Receiving a coveted Michelin star can send a restaurant to new heights, and the publishers of the annual Michelin Guides for cities around the world have acknowledged chefs are concerned the extraordinary circumstances created by the health crisis could affect their rating.

“We are fully aware that this situation is unprecedented,” Gwendal Poullennec, international director for the Michelin Guides, said on the dining guide book’s website last month. “Therefore, we will adapt to the circumstances to evaluate your restaurants in a fair and equitable manner once things have returned to normal.”

Jonathan Leung, director of operations at Black Sheep Restaurants, said the environment is the “greatest challenge” the industry has faced in modern history, with the number of eateries operating in the city likely to shrink from about 15,000 last summer to less than 10,000 this year.

Coronavirus: most Hong Kong hotel industry faces ‘life or death’ struggle

To navigate the difficult environment, Michelin-starred Belon and New Punjab Club, which are among the 22 restaurants operated by Black Sheep in the city, have debuted takeaway menus for the first time.

Black Sheep began offering delivery from some of its restaurants through its own app last year, but has expanded the offerings to most of its locations recently, ranging from a new steak sandwich lunch from its La Vache! Parisian-style steakhouse to a “virtual happy hour” package from its Baja-inspired Taqueria Super Macho.

But recreating the atmosphere and experience of dining out “is not something you can replicate inside a paper delivery bag”, Leung said.

“Over the last few years Hong Kong has really established itself as a major dining city, this work has taken decades to build and we are at risk of losing that,” Leung said. “It is going to be a real tragedy for one of the world’s great food cities to lose so much of what makes it unique.”

Sign up now and get a 10% discount (original price US$400) off the China AI Report 2020 by SCMP Research. Learn about the AI ambitions of Alibaba, Baidu & through our in-depth case studies, and explore new applications of AI across industries.

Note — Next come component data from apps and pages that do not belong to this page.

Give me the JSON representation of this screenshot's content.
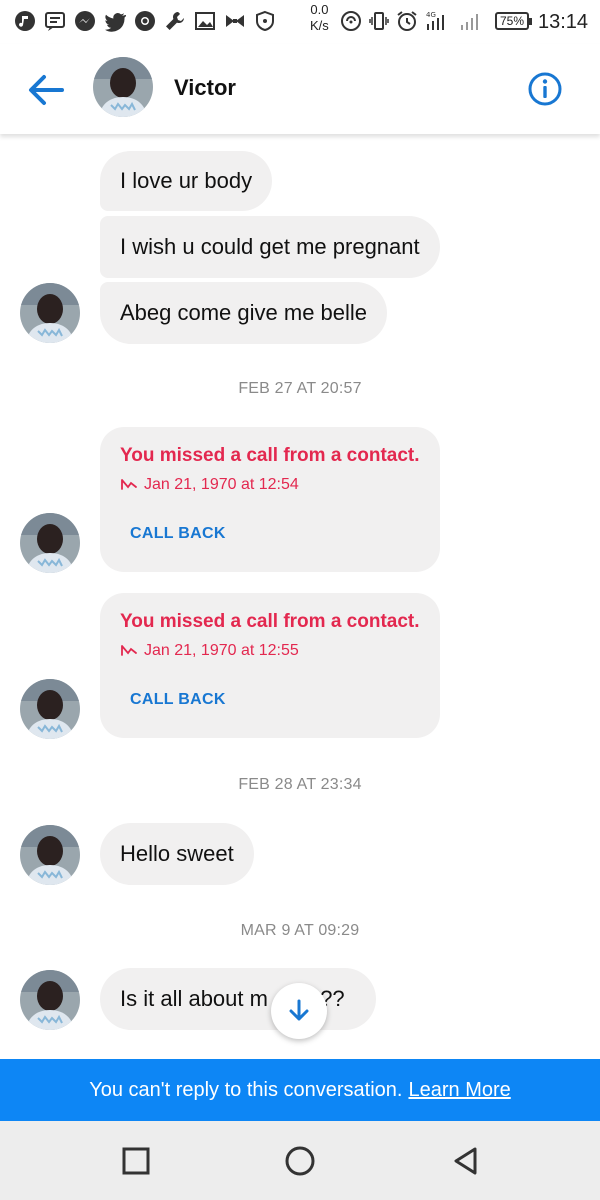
{
  "status_bar": {
    "net_speed_value": "0.0",
    "net_speed_unit": "K/s",
    "battery": "75%",
    "time": "13:14",
    "icons": [
      "music-icon",
      "message-icon",
      "messenger-icon",
      "twitter-icon",
      "chrome-icon",
      "wrench-icon",
      "gallery-icon",
      "bowtie-icon",
      "shield-icon",
      "nfc-icon",
      "vibrate-icon",
      "alarm-icon",
      "signal-4g-icon",
      "signal-icon"
    ]
  },
  "header": {
    "contact_name": "Victor",
    "back_icon": "arrow-left-icon",
    "info_icon": "info-icon",
    "accent_color": "#1877d2"
  },
  "messages": [
    {
      "type": "text",
      "text": "I love ur body"
    },
    {
      "type": "text",
      "text": "I wish u could get me pregnant"
    },
    {
      "type": "text",
      "text": "Abeg come give me belle"
    },
    {
      "type": "date",
      "text": "FEB 27 AT 20:57"
    },
    {
      "type": "missed_call",
      "title": "You missed a call from a contact.",
      "time": "Jan 21, 1970 at 12:54",
      "action": "CALL BACK"
    },
    {
      "type": "missed_call",
      "title": "You missed a call from a contact.",
      "time": "Jan 21, 1970 at 12:55",
      "action": "CALL BACK"
    },
    {
      "type": "date",
      "text": "FEB 28 AT 23:34"
    },
    {
      "type": "text",
      "text": "Hello sweet"
    },
    {
      "type": "date",
      "text": "MAR 9 AT 09:29"
    },
    {
      "type": "text",
      "text_left": "Is it all about m",
      "text_right": "???"
    }
  ],
  "banner": {
    "text": "You can't reply to this conversation.",
    "link": "Learn More",
    "color": "#0d86f5"
  },
  "colors": {
    "bubble": "#f1f0f0",
    "missed": "#e3284f",
    "link": "#1877d2"
  }
}
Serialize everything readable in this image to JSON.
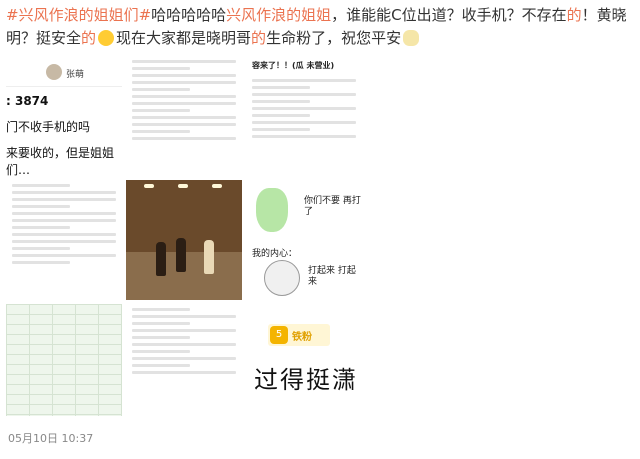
{
  "post": {
    "hashtag1": "#兴风作浪的姐姐们#",
    "text1": "哈哈哈哈哈",
    "hashtag2": "兴风作浪的姐姐",
    "text2": "，谁能能C位出道？收手机？不存在",
    "highlight1": "的",
    "text3": "！黄晓明？挺安全",
    "highlight2": "的",
    "text4": "现在大家都是晓明哥",
    "highlight3": "的",
    "text5": "生命粉了，祝您平安"
  },
  "images": {
    "img1": {
      "name": "张萌",
      "line1": ": 3874",
      "line2": "门不收手机的吗",
      "line3": "来要收的，但是姐姐们…"
    },
    "img3": {
      "head": "容来了！！(瓜 未营业)"
    },
    "img6": {
      "bubble": "你们不要 再打了",
      "mine": "我的内心：",
      "hit": "打起来 打起来"
    },
    "img9": {
      "badge_icon": "5",
      "badge": "铁粉",
      "big": "过得挺潇"
    }
  },
  "timestamp": "05月10日 10:37"
}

The report also includes exclusive access to webinars to interact with C-level executives from leading China AI companies (via live Q&A sessions). Offer valid until 31 May 2020.